HEALTHDIGEST– A Registered Dietician-Nutritionist, Cynthia Onyekwere, says though the body needs protein to help build muscle, repair tissue, and fight infection, too much intake of it can damage the kidneys.

According to the dietician, eating too much protein could place more burden on the kidneys, warning that this can progressively cause damage.

Speaking in an interview with PUNCH HealthWise, Onyekwere also cautioned Nigerians against living mainly on processed foods, noting that those doing it are at risk of developing kidney diseases.

Eating a lot of processed foods, she warned can predispose those indulging in it to Type 2 diabetes and increase their risk of coming down with kidney diseases later on in life.

Onyekwere noted, “Too much intake of protein can damage the kidneys. Although protein is required for the repair of worn-out tissues and the build-up of new ones, when consumed excessively, it is harmful to the kidneys.

“This is because it is the kidney that helps the body to get rid of the waste products that are generated after the digestion of protein. Eating too much protein will place more burden on the kidneys and this can progressively cause damage.”

According to the National Kidney Foundation, having too much protein in the body can cause waste to build up in the blood, and the kidneys may not be able to remove all the extra waste.

Also, Mayo Clinic – a medical center focused on integrated health care, education, and research, says a high-protein diet may worsen kidney function in people with kidney disease because the body may have trouble eliminating all the waste products of protein metabolism.

The dietician also stressed that an unhealthy diet was a major contributing factor to the onset of kidney diseases.

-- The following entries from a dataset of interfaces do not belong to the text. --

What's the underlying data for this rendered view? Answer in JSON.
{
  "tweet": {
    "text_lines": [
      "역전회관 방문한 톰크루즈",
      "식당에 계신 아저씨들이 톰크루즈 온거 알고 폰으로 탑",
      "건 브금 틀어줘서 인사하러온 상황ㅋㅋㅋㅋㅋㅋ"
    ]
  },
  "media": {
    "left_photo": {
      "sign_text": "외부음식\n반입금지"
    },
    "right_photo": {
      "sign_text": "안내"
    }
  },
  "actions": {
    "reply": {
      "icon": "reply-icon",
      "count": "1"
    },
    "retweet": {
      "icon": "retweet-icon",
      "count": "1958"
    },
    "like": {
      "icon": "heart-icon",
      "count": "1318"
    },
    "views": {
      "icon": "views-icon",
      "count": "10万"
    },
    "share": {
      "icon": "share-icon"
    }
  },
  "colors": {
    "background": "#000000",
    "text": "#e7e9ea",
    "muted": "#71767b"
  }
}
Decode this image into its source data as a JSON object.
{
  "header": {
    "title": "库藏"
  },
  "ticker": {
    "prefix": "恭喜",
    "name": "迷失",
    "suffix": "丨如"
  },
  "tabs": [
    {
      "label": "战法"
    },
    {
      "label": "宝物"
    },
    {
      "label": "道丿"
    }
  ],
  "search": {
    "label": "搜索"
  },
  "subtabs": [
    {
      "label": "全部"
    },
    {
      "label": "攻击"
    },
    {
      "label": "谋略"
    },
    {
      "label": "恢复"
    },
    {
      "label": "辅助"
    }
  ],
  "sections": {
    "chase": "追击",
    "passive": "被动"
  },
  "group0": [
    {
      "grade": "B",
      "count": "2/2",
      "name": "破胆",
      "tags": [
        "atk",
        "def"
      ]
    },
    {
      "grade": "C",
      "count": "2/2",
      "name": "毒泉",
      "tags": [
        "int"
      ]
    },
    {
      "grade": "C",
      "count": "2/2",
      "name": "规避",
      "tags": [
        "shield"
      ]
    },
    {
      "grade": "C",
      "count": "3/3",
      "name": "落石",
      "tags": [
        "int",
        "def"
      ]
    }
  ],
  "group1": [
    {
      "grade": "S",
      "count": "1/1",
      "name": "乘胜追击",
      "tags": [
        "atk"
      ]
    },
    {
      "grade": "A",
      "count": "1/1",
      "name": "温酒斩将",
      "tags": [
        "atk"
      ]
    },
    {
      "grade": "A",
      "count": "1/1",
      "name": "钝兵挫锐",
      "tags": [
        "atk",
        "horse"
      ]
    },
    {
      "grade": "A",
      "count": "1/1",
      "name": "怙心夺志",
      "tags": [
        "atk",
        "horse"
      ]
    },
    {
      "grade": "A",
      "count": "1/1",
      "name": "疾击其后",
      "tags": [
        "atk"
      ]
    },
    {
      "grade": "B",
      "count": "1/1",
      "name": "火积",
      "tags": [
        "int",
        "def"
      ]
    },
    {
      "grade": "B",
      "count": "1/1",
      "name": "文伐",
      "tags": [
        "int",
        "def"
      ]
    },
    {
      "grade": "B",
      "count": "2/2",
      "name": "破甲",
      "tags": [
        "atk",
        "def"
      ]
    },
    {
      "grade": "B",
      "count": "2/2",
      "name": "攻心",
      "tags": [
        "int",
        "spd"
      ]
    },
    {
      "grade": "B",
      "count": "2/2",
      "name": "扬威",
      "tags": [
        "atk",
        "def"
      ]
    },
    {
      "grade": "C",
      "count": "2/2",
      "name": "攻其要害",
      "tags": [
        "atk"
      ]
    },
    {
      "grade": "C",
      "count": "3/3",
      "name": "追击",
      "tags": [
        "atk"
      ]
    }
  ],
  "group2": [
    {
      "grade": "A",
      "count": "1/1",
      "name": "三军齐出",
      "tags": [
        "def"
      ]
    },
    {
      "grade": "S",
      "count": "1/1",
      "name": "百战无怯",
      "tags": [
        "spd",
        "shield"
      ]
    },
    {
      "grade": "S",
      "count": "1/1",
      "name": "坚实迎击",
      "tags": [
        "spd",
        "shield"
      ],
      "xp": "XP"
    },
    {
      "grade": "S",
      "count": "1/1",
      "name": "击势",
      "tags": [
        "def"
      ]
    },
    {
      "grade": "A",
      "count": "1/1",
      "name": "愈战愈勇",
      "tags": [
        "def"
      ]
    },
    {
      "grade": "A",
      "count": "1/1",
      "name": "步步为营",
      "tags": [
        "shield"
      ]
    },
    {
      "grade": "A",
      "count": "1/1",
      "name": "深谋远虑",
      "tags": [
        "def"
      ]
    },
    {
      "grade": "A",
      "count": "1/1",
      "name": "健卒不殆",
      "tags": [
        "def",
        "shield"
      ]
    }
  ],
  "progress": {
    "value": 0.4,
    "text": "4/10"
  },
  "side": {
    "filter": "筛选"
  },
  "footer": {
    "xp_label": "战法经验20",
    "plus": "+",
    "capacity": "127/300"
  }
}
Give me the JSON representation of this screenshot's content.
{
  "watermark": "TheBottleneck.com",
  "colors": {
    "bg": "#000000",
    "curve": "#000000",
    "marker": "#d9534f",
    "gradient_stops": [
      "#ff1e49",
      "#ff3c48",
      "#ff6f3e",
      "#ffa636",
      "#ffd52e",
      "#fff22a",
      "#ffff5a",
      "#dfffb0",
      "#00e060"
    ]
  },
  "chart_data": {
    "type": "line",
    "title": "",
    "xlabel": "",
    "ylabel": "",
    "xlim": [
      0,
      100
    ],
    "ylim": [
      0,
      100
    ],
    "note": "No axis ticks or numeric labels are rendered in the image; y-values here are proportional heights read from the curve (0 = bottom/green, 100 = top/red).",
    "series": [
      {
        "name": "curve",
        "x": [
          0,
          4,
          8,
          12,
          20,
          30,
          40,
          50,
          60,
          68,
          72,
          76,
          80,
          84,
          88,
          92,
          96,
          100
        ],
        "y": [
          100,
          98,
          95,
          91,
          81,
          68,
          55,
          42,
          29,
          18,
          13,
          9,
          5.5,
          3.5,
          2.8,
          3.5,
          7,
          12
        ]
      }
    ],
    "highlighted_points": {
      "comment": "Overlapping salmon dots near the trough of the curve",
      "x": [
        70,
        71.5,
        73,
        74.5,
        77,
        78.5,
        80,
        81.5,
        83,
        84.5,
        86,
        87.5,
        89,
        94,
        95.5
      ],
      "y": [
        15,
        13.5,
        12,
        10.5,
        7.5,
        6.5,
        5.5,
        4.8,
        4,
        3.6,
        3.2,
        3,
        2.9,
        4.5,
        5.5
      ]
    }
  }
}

Onyekwere explained, “For one to keep kidney diseases away, it is important to pay close attention to his/her diet and make some dietary adjustments by mainly reducing intake of certain foods that can affect renal function negatively. One of such foods to be reduced is salt. Salt contains sodium which when consumed in excess can cause high blood pressure which can lead to kidney damage. To achieve a reduced salt intake, one can start by reducing the amount of salt and stock cubes used in cooking, stop adding salt to meals when eating, and limit intakes of pastries and salty snacks. “

“Also, processed foods can also affect renal function and as such should be consumed in limited amounts. Examples of processed foods include canned meat and as well as canned fruits and vegetables. They should be consumed sparingly as they contain a lot of sodium.”

The dietician also said people need to be wary of herbal concoctions to ensure optimal renal function.

“Herbal concoctions, be it in water or alcohol extracts contains substances that may be toxic to the kidneys,” she added.

On how people can avoid coming down with kidney diseases, the dietician enjoined them to embrace a healthy lifestyle and to go for regular health checks for early detection and proper management.

In a 2020 article published in PubMed Central Journal titled, “The Effects of High-Protein Diets on Kidney Health and Longevity”, the authors said as high-protein diets continue to be popular for weight loss and type 2 diabetes, evidence suggests that worsening renal function may occur in individuals with-and perhaps without-impaired kidney function.

PMC is a free digital repository that archives open access scholarly articles that have been published in biomedical and life sciences journals.

The authors said long-term high protein intake might lead to chronic kidney disease.

“High dietary protein intake can cause intraglomerular hypertension, which may result in kidney hyperfiltration, glomerular injury, and proteinuria. It is possible that long-term high protein intake may lead to de novo CKD. The quality of dietary protein may also play a role in kidney health. Compared with protein from plant sources, animal protein has been associated with an increased risk of end-stage kidney disease in several observational studies, including the Singapore Chinese Health Study.”

“Potential mediators of kidney damage from animal protein include dietary acid load, phosphate content, gut microbiome dysbiosis, and resultant inflammation,” the authors said.